## WHAT IS BEING ASKED
Every line below that carries the word "thumbs" needs to be copied.
——
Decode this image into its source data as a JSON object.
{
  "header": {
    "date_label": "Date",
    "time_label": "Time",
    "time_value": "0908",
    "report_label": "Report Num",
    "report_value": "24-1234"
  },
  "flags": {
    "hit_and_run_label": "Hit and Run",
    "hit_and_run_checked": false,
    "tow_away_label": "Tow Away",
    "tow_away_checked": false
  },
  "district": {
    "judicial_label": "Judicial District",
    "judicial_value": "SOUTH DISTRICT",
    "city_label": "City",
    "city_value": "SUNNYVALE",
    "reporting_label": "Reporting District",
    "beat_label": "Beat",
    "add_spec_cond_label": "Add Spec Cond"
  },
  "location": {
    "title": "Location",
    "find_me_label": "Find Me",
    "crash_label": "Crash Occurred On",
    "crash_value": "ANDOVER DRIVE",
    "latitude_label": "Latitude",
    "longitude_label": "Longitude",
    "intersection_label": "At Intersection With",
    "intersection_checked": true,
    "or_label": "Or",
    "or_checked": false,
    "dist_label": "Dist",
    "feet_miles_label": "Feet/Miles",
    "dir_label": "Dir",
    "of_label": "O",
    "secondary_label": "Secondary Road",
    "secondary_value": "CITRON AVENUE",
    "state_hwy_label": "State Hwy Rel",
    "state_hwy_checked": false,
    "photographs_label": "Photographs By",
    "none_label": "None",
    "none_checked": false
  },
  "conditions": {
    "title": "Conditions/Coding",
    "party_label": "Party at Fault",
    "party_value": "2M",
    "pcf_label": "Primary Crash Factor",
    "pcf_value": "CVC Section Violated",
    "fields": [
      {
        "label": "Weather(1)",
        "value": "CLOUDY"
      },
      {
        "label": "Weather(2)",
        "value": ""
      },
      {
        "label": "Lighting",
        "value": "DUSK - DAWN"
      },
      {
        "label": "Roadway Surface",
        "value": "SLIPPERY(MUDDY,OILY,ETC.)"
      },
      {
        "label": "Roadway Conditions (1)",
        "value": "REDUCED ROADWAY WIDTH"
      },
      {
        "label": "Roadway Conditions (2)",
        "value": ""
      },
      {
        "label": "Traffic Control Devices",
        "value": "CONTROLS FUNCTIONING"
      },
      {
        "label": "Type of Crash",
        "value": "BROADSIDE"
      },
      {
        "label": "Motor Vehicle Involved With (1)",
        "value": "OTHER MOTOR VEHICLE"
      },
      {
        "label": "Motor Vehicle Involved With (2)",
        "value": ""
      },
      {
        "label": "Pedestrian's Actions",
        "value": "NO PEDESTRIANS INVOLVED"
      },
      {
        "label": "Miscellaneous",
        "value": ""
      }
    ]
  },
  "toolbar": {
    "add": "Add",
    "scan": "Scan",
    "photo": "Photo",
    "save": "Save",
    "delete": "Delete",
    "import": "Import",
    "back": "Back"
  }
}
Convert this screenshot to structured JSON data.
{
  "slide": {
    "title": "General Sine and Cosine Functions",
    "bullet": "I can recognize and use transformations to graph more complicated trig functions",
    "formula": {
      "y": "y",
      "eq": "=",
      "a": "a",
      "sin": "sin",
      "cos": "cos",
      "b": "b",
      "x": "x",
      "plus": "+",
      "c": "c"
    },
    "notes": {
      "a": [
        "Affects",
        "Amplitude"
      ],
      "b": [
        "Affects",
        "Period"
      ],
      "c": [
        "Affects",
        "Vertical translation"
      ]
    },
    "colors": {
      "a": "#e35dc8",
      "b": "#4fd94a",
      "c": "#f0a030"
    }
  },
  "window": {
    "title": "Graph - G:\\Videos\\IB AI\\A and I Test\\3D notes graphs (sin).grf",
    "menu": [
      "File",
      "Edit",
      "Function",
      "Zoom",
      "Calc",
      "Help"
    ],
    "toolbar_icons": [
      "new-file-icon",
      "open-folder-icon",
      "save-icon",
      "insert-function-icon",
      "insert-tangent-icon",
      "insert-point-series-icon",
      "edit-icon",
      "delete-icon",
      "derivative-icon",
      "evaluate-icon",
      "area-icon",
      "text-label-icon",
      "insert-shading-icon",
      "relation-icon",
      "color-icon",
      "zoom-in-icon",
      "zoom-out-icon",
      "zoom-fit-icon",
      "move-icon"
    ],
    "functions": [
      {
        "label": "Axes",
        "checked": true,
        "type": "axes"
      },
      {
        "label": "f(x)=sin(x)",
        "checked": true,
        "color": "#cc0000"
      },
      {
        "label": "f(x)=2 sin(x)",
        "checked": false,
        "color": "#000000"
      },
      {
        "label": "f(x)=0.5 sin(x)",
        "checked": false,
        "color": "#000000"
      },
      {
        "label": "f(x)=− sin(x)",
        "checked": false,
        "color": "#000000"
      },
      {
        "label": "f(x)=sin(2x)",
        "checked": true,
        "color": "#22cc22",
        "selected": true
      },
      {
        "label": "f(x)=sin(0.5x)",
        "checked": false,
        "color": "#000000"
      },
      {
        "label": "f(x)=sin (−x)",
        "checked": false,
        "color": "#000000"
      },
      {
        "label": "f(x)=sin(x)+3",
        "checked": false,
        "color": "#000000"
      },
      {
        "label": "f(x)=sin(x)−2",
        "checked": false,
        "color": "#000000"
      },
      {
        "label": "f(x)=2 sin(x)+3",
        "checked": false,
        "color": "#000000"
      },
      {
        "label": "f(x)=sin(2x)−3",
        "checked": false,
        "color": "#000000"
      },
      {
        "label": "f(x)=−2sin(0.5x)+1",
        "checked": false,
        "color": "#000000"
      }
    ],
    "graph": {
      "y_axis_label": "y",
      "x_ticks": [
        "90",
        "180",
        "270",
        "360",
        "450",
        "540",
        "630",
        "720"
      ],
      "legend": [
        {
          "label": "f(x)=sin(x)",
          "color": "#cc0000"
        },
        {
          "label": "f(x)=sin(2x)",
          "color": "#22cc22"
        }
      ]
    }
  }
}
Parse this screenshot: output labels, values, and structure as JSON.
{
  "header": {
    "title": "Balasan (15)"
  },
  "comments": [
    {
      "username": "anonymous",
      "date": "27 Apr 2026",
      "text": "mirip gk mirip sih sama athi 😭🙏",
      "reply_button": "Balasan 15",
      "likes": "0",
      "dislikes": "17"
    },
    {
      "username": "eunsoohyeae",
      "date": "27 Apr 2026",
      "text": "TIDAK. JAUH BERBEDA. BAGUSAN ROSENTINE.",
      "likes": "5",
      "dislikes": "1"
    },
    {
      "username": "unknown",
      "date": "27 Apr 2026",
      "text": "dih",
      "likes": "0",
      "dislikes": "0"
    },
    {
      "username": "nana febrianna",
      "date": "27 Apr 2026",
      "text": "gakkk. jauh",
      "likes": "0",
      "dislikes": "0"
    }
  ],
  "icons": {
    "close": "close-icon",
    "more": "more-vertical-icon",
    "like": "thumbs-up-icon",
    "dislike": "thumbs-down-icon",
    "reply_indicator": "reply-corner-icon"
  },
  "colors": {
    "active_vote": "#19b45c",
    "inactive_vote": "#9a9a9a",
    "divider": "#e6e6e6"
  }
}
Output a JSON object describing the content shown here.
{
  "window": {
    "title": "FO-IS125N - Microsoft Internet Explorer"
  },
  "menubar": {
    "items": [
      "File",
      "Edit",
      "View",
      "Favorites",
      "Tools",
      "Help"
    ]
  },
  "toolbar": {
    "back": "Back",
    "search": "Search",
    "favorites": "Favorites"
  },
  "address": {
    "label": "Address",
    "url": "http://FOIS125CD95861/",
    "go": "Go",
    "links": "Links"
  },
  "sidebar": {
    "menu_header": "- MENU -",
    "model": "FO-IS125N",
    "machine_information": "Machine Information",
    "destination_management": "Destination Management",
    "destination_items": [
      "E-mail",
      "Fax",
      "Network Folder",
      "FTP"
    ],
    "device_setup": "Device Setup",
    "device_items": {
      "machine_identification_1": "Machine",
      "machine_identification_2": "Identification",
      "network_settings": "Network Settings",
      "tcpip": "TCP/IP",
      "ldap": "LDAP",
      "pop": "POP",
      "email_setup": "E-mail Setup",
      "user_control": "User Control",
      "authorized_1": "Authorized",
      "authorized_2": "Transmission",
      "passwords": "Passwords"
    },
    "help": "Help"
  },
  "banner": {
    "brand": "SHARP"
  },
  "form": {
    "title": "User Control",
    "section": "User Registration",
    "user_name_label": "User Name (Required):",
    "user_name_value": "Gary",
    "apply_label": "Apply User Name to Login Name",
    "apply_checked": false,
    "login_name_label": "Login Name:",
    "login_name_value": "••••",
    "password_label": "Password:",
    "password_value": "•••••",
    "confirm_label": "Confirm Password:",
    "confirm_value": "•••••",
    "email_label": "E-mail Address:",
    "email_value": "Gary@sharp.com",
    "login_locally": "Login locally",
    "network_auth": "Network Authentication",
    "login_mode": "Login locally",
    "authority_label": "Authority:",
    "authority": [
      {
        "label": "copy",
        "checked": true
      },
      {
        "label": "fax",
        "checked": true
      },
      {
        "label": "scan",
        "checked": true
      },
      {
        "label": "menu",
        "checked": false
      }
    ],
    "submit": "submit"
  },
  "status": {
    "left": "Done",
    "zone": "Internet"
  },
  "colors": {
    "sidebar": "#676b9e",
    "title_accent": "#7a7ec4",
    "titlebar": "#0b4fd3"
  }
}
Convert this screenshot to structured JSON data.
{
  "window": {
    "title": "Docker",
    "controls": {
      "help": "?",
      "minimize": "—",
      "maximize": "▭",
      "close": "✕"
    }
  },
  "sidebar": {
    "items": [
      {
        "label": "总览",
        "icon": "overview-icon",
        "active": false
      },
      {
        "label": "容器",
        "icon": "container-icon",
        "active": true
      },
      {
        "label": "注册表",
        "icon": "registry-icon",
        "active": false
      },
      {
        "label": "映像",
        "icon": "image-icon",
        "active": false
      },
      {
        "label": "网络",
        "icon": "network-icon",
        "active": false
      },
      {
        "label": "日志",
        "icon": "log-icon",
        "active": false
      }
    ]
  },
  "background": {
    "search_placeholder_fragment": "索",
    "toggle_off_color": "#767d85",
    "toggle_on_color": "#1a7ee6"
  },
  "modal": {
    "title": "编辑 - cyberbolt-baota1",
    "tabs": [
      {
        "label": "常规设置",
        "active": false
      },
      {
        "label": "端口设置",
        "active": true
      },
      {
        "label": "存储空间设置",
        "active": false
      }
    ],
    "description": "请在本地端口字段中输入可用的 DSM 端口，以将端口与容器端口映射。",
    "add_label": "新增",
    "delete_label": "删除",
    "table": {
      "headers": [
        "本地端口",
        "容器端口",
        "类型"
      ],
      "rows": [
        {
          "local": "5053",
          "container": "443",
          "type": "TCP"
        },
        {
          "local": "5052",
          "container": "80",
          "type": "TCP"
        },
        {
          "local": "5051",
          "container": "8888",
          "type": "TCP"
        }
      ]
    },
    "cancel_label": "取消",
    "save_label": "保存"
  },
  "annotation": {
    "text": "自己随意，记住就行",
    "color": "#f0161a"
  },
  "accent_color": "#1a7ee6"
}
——
## PROBLEM SOLUTION
    "like": "thumbs-up-icon",
    "dislike": "thumbs-down-icon",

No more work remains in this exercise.